Last season was a season of transition. Two of the flagship programs, that were being counted on to represent the league in March (Georgetown and Marquette), failed to even make the tournament. Instead the conference was represented by a few of the newcomers (Creighton and Xavier), a member of the old guard that squeaked in by wining the Conference Tournament (Providence) and finally, by the third flagship program, Villanova, who won the league regular season crown, and earned a #2 seed. Villanova was really the only Big East school that seemed to have a real chance at a deep run. Unfortunately, they ran into the eventual National Champs, UConn, in the round of 32, and the Big East failed to get a team into the Tournament's second weekend.
That was rough, but it somehow seemed ok. Georgetown would be back, with a highly touted recruiting class. St. John's returned a veteran group. Providence and Xavier seemed poised to build on their 2014 successes. And Villanova would be returning nearly everyone that mattered from a team that had gone 28-4. The Big East was going to make some noise in 2015.
Basically, all of that ended up being true. The Big East finished with the 3rd strongest conference RPI. Its teams performed fantastically in the non-conference. This year they got six teams into the Big Dance, and seemed to get a fair bit of love from the selection committee on their seeds. St. John's got a 9 seed, Providence, Xavier and Butler were all given 6 seeds, Georgetown got a 4, and Villanova got a coveted 1 seed. But this respect from the committee, drew a great deal of skepticism about how good the Big East teams really were and there was an extra level of scrutiny cast on those teams by those who thought the conference was overrated. The Big East needed to come up big, to silence the critics and help re-establish the league's standing with a lot of college basketball fans.

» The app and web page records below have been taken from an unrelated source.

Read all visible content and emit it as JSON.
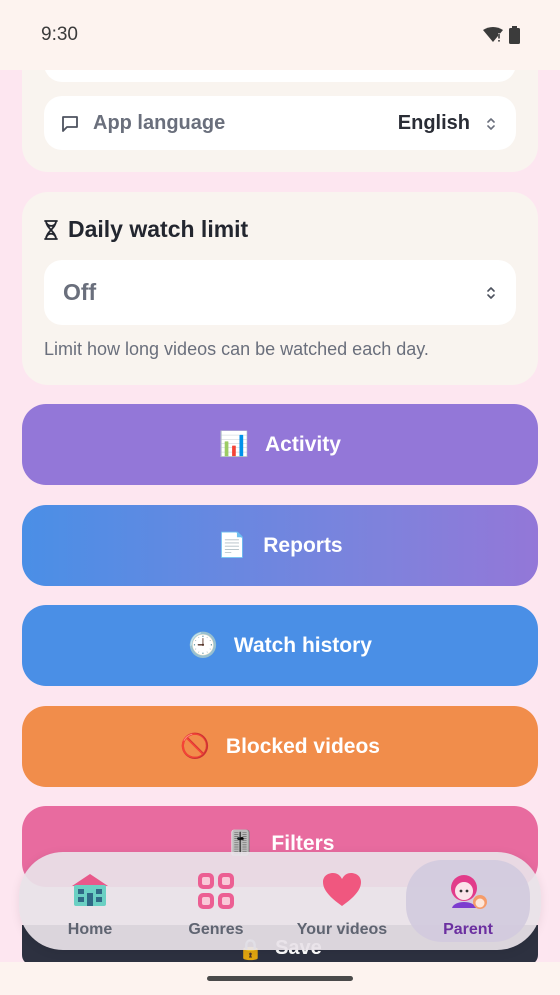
{
  "status": {
    "time": "9:30"
  },
  "settings": {
    "language_label": "App language",
    "language_value": "English"
  },
  "watch_limit": {
    "title": "Daily watch limit",
    "selected": "Off",
    "helper": "Limit how long videos can be watched each day."
  },
  "actions": [
    {
      "emoji": "📊",
      "label": "Activity",
      "color": "#9377d8"
    },
    {
      "emoji": "📄",
      "label": "Reports",
      "color": "#5f8fe6"
    },
    {
      "emoji": "🕘",
      "label": "Watch history",
      "color": "#4a8fe6"
    },
    {
      "emoji": "🚫",
      "label": "Blocked videos",
      "color": "#f18d4b"
    },
    {
      "emoji": "🎚️",
      "label": "Filters",
      "color": "#e86b9f"
    }
  ],
  "save": {
    "emoji": "🔒",
    "label": "Save"
  },
  "nav": {
    "home": "Home",
    "genres": "Genres",
    "your_videos": "Your videos",
    "parent": "Parent"
  }
}
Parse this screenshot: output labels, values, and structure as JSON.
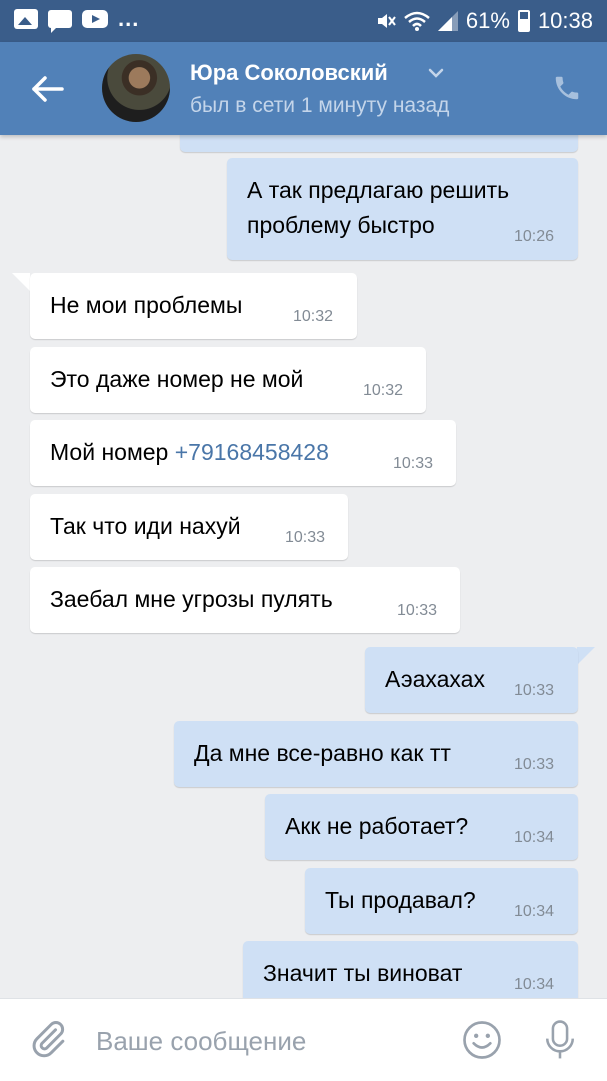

Unfortunately, it didn't work out that way. St. John's, without the suspended Chris Obekpa, got bounced by San Diego St., on the Aztecs best offensive night of the season. Providence got stuck playing Dayton, in a de facto home game in Columbus, had Kris Dunn pick up 2 fouls during pregame warm-ups, and were never able to get over the hump. Butler dispatched the bubblicious Texas Longhorns, before losing in overtime to Notre Dame in round 2 (or round 3 or whatever it's called). Georgetown managed to avoid losing to a double digit seed this year, but wasn't able to overcome Utah in the 4/5 game. All of that would have been ok, if Villanova could make that deep run that they seemed poised to make. But once again it was not to be. After eviscerating Lafeyette in their opener, the Wildcats picked a terrible time to have an uncharacteristically awful shooting night and got bounced by the 8 seed, NC State, in the round of 32.
Luckily Xavier was able to handle Ole Miss and then avoided falling victim to America's Cinderella, Georgia State. The Musketeers ensured that the Big East would not get shut out of the Sweet Sixteen for a second year in a row. But those looking for an opportunity to cast aspersions on the league found no shortage of ammunition in the other five losses - especially Villanova's.
In reality, there is no shame in any of those losses. And it's completely unfair to discard a season's worth of successes, because of four days in March.... but fair's got nothing to do with it. This is the time of year when perceptions are formed across the college hoops world, and unfortunately, the perception of the Big East is that it came up small once again.